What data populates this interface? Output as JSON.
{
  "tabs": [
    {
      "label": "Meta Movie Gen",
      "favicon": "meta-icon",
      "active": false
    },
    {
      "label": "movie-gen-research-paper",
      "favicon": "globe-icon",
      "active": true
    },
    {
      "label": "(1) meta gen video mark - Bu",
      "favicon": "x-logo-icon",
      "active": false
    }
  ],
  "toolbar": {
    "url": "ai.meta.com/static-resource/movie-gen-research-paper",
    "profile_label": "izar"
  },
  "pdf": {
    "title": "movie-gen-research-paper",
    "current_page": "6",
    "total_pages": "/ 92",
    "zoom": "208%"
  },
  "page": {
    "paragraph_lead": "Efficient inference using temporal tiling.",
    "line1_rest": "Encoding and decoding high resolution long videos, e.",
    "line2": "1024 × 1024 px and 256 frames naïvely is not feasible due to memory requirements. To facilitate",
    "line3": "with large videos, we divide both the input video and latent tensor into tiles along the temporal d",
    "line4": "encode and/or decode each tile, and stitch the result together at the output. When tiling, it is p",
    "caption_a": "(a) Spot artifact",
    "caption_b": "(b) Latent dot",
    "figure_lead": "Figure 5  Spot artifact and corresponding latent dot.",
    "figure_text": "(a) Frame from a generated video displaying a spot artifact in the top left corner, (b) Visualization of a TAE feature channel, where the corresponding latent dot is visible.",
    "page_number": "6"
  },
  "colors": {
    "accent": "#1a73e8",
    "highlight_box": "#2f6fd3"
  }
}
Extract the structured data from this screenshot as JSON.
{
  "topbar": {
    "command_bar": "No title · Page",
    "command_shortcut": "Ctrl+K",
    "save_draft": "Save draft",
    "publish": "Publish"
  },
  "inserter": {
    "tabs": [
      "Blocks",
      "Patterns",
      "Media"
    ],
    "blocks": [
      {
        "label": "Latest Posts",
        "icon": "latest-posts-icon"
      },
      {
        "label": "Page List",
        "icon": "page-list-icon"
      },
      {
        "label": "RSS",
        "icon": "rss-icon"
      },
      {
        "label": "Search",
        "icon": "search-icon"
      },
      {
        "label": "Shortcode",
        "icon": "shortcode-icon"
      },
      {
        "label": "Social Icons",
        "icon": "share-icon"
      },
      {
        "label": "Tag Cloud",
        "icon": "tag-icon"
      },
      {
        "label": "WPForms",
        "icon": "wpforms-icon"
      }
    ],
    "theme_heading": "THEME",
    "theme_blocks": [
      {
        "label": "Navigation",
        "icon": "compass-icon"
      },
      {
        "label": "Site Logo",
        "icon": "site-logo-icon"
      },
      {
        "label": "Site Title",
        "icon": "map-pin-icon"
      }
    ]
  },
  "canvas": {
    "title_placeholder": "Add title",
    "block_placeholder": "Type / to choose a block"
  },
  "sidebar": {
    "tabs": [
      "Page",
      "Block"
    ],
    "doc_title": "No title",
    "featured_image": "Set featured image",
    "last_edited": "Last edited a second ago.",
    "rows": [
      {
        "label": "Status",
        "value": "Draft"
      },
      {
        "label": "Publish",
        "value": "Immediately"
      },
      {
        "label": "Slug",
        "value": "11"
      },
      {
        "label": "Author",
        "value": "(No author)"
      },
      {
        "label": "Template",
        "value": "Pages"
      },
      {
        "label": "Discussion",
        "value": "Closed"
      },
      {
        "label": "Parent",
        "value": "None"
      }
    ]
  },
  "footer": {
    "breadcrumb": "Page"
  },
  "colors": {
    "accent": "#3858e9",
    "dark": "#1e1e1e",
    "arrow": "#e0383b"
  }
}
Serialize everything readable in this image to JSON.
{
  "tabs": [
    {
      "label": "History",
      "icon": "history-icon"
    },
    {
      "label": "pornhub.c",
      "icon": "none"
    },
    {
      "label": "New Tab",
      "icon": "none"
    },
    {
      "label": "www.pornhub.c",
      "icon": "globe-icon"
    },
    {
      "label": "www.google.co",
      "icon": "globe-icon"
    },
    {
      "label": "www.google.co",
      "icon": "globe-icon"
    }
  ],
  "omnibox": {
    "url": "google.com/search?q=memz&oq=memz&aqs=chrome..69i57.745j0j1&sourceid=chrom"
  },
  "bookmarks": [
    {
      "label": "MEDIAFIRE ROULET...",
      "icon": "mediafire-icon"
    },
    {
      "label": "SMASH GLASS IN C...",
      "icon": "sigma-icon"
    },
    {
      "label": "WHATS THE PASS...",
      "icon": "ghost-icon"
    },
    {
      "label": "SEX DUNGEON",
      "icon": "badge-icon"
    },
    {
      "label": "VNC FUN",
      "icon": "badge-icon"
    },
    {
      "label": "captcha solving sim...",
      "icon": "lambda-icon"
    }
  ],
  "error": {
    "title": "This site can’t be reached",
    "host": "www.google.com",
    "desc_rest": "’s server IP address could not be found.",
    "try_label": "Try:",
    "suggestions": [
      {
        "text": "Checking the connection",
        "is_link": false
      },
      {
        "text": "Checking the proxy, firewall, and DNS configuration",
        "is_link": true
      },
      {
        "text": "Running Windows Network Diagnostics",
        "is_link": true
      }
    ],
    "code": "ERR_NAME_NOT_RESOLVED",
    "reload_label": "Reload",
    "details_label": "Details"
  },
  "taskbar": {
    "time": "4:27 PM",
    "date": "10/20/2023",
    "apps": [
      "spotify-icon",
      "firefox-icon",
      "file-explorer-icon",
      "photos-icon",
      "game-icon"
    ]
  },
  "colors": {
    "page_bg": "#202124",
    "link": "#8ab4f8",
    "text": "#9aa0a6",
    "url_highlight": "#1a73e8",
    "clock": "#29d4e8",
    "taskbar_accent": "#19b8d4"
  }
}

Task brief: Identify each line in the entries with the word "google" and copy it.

The completed task:
      "label": "www.google.co",
      "label": "www.google.co",
    "url": "google.com/search?q=memz&oq=memz&aqs=chrome..69i57.745j0j1&sourceid=chrom"
    "host": "www.google.com",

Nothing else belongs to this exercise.